[Start of Attachment]

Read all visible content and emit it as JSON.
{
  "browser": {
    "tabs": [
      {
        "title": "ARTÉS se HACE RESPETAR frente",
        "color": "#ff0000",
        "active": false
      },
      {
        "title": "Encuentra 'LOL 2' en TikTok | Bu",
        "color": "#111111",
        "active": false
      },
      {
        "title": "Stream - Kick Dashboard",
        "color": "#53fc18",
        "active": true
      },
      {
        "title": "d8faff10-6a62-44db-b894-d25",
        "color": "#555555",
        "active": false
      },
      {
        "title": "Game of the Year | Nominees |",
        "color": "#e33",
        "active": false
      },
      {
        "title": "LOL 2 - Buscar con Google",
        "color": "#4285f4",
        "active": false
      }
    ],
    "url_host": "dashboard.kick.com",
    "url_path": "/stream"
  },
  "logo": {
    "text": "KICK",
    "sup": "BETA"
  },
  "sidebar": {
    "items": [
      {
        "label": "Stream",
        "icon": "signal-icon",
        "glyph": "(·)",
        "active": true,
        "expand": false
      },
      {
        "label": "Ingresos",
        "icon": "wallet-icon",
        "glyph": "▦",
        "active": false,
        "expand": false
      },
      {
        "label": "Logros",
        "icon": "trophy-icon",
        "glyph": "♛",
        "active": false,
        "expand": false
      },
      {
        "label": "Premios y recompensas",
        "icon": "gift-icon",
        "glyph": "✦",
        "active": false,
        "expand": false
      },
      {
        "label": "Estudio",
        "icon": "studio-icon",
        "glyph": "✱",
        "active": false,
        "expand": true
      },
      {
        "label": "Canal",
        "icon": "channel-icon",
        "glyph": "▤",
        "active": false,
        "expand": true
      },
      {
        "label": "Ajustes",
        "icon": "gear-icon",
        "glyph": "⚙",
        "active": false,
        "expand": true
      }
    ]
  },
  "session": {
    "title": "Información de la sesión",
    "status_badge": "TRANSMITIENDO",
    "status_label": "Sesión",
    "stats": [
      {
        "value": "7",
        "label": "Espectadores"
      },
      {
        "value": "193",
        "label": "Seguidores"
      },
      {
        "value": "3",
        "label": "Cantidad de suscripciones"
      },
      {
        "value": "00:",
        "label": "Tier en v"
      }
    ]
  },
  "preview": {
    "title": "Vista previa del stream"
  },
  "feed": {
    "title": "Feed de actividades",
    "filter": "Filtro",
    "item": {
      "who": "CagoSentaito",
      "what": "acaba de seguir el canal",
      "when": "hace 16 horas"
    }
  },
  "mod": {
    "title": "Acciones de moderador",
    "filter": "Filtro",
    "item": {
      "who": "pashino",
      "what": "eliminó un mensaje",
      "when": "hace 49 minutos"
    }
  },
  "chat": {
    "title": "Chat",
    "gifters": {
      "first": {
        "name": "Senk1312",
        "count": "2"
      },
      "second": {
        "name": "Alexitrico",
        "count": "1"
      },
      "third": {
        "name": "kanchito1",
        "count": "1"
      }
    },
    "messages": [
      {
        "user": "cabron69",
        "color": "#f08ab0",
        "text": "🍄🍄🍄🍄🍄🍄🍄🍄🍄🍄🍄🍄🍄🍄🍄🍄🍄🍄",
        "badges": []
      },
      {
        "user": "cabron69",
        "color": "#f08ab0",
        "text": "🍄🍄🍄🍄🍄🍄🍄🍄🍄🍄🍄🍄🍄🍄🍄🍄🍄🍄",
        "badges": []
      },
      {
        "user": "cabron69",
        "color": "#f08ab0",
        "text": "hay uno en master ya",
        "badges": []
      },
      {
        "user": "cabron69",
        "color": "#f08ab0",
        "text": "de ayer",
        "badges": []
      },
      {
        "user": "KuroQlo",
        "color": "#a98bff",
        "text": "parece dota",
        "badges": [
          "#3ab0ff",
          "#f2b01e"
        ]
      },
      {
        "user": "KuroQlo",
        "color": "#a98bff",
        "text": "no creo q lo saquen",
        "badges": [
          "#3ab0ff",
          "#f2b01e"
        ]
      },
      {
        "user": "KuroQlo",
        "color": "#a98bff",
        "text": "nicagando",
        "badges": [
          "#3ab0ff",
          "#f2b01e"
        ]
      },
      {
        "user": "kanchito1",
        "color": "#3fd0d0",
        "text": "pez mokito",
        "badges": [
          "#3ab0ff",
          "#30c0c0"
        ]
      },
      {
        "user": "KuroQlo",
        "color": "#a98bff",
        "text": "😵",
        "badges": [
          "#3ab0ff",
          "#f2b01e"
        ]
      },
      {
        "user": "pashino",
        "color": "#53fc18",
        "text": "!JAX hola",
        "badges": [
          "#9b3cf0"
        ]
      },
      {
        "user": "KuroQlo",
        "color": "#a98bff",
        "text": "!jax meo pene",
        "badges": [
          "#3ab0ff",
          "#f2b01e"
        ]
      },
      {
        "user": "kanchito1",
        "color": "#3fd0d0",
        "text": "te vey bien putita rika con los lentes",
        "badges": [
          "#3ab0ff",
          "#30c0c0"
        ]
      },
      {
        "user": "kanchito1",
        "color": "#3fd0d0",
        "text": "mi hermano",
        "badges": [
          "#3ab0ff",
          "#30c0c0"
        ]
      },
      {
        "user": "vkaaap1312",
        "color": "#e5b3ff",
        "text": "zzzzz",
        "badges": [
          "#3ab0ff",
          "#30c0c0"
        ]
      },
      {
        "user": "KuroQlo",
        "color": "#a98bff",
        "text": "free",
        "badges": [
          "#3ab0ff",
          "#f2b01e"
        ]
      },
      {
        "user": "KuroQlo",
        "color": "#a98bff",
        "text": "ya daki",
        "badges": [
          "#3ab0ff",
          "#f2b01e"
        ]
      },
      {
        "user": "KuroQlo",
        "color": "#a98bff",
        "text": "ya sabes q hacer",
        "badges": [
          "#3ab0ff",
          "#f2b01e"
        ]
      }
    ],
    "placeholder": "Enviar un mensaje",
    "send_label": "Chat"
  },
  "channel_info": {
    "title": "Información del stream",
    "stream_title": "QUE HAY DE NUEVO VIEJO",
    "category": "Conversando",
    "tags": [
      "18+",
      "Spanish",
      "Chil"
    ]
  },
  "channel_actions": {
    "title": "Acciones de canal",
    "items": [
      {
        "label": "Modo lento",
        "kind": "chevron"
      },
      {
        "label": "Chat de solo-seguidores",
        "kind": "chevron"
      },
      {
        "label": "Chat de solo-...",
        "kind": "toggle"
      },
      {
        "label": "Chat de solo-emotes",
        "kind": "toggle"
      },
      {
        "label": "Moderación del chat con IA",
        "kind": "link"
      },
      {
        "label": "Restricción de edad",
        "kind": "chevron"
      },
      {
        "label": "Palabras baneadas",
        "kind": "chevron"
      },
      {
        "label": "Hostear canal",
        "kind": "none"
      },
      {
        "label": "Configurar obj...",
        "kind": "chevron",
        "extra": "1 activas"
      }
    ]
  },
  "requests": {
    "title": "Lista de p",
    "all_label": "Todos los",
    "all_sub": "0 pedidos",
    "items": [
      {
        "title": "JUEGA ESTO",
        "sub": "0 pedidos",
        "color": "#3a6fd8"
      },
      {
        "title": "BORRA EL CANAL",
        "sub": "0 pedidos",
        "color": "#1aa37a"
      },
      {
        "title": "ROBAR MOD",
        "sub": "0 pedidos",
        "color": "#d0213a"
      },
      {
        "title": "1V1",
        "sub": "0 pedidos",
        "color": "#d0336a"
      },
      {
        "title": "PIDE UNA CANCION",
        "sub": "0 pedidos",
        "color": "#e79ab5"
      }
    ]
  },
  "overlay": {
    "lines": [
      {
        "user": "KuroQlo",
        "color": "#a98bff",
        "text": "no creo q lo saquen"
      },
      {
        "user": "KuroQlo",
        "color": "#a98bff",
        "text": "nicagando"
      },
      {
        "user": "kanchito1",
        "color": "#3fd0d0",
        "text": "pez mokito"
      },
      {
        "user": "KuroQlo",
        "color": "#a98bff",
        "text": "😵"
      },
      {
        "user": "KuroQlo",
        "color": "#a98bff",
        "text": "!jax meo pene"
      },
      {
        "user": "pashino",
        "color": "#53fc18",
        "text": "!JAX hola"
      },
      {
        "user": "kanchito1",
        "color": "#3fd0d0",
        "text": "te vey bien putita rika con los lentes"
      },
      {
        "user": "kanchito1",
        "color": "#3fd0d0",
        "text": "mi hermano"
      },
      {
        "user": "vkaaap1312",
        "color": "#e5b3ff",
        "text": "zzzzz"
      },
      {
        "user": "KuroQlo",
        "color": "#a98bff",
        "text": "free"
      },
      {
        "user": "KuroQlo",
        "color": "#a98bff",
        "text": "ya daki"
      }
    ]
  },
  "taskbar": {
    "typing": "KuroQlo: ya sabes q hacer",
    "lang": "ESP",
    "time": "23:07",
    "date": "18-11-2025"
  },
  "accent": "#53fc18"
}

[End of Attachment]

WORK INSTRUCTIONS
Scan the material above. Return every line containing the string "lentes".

THE COMPLETED TASK
        "text": "te vey bien putita rika con los lentes",
        "text": "te vey bien putita rika con los lentes"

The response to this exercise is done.